The meeting, Cowork Athens’ first, was a nomadic facsimile of what many digital entrepreneurs hope to see crop up in Athens: the conspicuously absent co-working space.
Co-working allows professionals of different backgrounds to cohabitate a single office space, creating what advocates call engineered serendipity: The opportunity for creative types to bounce ideas around, challenge one another and ultimately create the best product or service they can.
“Ninety-nine percent of it is that you’re building this community,” Four Athens Project Director Jim Flannery said. “The other 1 percent is that you have desks.”
Four Athens houses a co-working space in its Doughtery Street office as part of its incubator offering for technology start-ups, but Flannery quickly notes that it’s software-focused. The relatively narrow focus keeps it from being as inclusive as a traditional co-working space.

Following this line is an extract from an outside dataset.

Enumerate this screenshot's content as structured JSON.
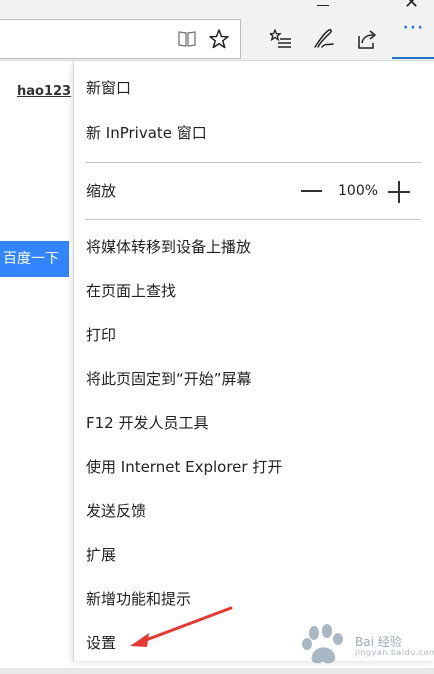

Matt Smith, co-founder of Cowork Athens, wants to remedy that, though he acknowledges there’s no firm timeline for his group finding a physical space. There’s been a few prospects, but that search takes a backseat to work that pays the bills for him and co-founder Jami Howard Mays. His goal is a place that’s self-sustaining with rent and enough cash left over to reinvest into the space.
Even with a home in limbo, they wanted to get the project off the ground, so they drew a few interested people together Friday.
Glenn Stovall, the founder of Concordant Solutions, a Web and mobile application development firm for businesses, joked at the meeting that “When you’re self-employed, you need to get outside and meet with people to keep your sanity.”
Michelle King, the founder of Noisy Ghost PR, the publicity branch of Graveface Records, echoed Stovall. Getting out of her house, where she usually works, to be around other workers jump-started her focus.
“I got a lot more done than I probably would have at my house,” she said a few hours into the session. “It’s an easy thing (when working at home) to get up every 15 minutes to do some dishes or to take out the dog.”
Smith fell in love with the idea of co-working spaces some years ago after visiting friends in Greenville, S.C. The dynamic of his fellow digital creatives and the vibrancy of their space captured his imagination.
Smith, a designer, experienced it again when a developer friend took up some extra space in Smith’s Chase Street office. They bounced ideas off each other and lent their various experiences to projects.
“(Coding) that might take me two days to accomplish, he could look over and say, ‘Hey, try this,’ and solve it in five minutes,” Smith said.
On Friday, Smith said he intended to pick Stovall’s brain for development tips on a project on which he was working.
Though not true co-working, the Bottleworks on Prince Avenue is working to fill a similar gap for small-business owners looking to work away from home. It’s renting out individual high-end office suites ideal for one- or two-person operations, its representatives said. The tenants there would share meeting space and a break room, but also have doors to bolster a sense of privacy. It’s a popular concept across the country, with Regus, a multinational corporation, being the poster child. Sloane Nichols, the Bottleworks representative, said their Suites@Bottleworks concept gives it an Athens spin. Soda-shop stylings and Coca-Cola bottle posters hearken back to the development’s past as a bottling plant.
Tenants so far have included a start-up helmed by a recent University of Georgia graduate and a lawyer currently headquartered in Spartanburg, S.C., but looking to relocate to Athens. The middle-ground approach – not traditional office space, not true co-working – can bolster the traditional office rentals in the future as small-scale tenants ramp up their businesses, said Kyle Jenks, founder of the firm that owns the Bottleworks, Parkside Partners. It’s a concept that’s seen success in larger cities and that Nichols and Jenks are optimistic about for Athens, which recently ranked No. 9 in the nation for metropolitan areas with the highest percentage of people working at home.
Flannery called the Bottleworks plans a smart business move and full of potential for small businesses. It can even echo the benefits of co-working, Flannery said. For instance, the recent UGA graduate in the Bottleworks, Ryan Helsing, started a business called Centerian that serves as a payment processor for insurance companies. He works with Aflac and one of its representatives will become a neighbor at the Bottleworks suites.
But Flannery recalled time spent in shared suites while working in San Francisco and noted the two aren’t exactly the same.
“Co-working, you tend to think collaboration. Shared suites you tend to think closed doors,” he said.
Flannery and Smith are confident co-working can sustain itself, but that initial plunge can nonetheless frighten off backers. It’s hard to sell people on hopes and dreams, Flannery said.
Finding the right space, with a backer or landlord who understands that co-working isn’t traditional office, will be key.
“I think this is very much the case of build it and they will come,” Flannery said. “But it needs to be built by the right person who gets the nature of it.”